What you are asked to do:
Some lines in the data below hold the string "glyph". Report how many, as a bare number.

╭─ Material for this exercise

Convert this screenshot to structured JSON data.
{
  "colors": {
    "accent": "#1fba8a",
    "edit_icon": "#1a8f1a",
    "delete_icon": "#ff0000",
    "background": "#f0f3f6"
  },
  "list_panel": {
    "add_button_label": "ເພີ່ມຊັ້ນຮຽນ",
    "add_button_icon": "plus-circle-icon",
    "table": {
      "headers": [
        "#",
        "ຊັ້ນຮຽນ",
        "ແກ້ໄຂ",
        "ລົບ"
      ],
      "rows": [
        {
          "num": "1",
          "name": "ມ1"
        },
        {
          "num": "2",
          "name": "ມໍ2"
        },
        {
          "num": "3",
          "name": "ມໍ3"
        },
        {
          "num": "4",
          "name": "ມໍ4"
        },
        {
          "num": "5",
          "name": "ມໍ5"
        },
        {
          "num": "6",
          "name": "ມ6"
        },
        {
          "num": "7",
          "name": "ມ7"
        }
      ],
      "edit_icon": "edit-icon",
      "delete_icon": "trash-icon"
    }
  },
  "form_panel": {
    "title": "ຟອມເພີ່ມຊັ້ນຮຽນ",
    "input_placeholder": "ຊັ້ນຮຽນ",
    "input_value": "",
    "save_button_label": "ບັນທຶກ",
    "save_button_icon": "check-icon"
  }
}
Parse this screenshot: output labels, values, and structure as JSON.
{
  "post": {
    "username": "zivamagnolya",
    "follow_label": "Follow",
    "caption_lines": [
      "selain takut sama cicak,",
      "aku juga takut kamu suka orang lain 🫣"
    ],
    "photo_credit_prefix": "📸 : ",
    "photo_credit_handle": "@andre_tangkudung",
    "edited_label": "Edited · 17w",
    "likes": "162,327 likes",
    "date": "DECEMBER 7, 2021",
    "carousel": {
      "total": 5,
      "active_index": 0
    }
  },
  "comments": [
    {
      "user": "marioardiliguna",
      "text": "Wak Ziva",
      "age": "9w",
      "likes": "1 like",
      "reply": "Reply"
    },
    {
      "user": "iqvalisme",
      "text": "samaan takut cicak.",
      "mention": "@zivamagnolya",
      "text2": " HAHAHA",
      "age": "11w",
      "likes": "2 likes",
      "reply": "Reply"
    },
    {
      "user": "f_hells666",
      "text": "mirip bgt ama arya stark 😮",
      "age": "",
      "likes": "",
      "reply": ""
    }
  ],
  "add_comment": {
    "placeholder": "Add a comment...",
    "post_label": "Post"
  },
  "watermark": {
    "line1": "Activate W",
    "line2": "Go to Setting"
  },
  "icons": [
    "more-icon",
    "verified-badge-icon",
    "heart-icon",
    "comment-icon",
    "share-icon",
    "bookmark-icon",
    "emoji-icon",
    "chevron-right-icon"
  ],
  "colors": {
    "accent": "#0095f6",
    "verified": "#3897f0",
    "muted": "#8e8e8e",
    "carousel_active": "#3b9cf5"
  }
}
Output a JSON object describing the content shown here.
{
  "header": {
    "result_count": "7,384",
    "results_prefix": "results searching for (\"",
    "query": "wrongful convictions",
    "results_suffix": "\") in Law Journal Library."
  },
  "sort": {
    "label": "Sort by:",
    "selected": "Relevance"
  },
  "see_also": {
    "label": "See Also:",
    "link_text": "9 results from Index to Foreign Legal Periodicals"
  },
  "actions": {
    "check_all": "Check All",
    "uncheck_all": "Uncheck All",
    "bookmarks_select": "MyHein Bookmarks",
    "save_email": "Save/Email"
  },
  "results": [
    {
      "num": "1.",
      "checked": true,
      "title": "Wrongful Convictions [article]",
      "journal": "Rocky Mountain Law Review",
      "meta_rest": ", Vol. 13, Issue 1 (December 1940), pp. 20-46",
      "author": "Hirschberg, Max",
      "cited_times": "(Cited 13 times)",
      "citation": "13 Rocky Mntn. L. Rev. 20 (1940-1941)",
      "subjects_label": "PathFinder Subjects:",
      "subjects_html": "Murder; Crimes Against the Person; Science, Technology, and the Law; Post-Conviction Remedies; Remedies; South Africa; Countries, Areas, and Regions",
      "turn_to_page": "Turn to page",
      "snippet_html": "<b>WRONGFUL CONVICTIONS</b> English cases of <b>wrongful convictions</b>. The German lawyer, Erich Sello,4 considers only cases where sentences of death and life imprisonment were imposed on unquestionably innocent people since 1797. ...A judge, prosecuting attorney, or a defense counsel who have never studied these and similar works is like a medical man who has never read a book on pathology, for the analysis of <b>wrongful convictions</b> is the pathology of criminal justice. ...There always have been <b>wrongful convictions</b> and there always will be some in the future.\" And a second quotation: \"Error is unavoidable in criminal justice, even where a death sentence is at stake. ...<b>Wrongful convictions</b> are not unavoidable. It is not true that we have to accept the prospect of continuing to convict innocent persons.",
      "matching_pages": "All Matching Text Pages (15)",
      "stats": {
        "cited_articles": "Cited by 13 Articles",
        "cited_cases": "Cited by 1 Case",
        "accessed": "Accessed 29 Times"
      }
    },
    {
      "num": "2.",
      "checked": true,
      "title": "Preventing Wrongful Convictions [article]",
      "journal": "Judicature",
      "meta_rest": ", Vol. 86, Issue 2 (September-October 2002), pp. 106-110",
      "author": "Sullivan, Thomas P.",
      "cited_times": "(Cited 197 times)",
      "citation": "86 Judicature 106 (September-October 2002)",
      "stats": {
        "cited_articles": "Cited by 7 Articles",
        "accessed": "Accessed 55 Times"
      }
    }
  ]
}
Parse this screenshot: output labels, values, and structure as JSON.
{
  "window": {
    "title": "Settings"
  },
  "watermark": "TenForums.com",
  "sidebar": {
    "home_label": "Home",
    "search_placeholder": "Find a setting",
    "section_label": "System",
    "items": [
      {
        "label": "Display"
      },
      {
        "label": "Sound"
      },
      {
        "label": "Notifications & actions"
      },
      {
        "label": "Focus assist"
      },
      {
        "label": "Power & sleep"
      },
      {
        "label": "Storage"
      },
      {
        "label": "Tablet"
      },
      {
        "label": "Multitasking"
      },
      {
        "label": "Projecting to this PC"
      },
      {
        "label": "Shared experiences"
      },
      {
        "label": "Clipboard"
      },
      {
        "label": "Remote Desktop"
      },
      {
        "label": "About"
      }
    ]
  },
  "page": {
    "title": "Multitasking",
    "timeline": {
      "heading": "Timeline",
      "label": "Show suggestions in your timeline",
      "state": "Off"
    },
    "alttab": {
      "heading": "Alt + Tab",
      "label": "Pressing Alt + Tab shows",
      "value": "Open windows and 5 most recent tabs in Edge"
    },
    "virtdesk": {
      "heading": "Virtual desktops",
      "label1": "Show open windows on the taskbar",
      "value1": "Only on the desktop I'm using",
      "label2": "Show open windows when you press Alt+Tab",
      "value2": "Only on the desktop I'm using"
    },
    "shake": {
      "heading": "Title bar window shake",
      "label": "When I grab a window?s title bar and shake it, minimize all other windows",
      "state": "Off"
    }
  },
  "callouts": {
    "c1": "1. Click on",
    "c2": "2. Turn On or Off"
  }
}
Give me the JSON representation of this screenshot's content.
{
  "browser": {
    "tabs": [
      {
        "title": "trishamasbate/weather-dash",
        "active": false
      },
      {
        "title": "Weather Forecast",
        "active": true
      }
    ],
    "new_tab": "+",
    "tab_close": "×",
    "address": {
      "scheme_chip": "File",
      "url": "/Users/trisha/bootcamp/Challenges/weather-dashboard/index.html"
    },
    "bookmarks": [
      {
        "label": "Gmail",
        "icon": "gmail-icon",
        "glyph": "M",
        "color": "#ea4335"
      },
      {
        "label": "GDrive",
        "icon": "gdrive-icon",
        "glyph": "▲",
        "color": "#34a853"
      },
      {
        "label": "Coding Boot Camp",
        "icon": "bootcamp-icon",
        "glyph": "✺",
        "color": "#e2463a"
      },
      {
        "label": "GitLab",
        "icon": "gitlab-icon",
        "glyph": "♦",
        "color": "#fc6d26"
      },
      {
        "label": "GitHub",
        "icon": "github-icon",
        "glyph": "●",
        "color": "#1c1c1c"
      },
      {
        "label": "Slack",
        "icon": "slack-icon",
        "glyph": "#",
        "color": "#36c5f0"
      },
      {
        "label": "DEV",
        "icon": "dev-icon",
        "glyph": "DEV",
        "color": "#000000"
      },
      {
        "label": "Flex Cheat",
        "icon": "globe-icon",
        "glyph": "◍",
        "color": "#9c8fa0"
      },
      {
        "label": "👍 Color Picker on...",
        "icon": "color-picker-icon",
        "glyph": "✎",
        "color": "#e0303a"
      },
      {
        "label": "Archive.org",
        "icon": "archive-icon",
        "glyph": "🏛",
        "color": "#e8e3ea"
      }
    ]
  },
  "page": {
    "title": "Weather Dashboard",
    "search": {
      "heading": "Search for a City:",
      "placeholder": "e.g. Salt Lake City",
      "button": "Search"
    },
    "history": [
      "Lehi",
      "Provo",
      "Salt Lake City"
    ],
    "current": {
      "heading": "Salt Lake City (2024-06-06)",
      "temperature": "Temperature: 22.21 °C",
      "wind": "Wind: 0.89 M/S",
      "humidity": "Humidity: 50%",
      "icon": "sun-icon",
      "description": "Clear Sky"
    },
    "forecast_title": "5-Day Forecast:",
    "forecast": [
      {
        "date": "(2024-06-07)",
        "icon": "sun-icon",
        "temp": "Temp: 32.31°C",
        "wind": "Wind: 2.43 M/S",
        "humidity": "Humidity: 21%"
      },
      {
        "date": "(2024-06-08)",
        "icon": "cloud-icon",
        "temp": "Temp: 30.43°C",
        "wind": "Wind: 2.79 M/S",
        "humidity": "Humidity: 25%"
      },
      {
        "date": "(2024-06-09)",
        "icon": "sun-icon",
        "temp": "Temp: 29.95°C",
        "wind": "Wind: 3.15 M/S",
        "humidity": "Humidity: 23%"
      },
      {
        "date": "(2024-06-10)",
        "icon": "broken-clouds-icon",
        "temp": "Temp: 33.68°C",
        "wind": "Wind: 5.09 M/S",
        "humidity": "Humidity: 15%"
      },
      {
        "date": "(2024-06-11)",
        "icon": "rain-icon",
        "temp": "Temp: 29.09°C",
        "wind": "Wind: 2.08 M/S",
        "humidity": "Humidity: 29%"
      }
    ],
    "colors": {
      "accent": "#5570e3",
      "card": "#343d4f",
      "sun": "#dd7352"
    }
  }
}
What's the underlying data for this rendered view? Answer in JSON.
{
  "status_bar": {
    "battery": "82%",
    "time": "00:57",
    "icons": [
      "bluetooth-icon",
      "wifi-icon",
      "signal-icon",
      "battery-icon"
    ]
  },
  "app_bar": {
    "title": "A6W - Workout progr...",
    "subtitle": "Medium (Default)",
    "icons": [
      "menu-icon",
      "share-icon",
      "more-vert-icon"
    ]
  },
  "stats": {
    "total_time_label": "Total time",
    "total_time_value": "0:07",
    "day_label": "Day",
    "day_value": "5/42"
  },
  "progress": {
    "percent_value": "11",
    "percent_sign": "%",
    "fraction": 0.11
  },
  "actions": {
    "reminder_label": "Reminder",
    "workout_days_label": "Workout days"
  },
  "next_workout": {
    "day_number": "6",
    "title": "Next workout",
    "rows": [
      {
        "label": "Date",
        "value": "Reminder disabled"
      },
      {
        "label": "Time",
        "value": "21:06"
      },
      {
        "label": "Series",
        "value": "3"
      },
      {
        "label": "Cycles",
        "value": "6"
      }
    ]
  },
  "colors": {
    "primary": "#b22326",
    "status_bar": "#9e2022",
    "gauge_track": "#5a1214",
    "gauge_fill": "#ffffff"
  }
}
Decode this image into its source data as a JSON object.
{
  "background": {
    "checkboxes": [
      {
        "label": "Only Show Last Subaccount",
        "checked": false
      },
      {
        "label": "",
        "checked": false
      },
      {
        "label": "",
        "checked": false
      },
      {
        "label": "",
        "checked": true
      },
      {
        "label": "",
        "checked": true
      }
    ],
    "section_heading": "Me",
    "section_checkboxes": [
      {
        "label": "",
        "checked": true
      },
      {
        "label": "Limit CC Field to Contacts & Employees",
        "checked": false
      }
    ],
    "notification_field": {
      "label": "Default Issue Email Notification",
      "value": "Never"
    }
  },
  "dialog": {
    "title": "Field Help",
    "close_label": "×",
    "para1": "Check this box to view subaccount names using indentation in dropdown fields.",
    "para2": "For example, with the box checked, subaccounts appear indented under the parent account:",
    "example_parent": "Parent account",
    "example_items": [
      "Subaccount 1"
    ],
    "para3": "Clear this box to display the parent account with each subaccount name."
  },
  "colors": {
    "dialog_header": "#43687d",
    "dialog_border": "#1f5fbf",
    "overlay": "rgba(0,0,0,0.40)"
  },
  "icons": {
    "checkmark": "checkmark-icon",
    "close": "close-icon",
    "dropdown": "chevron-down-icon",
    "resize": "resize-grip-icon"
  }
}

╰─

Exercise response:
10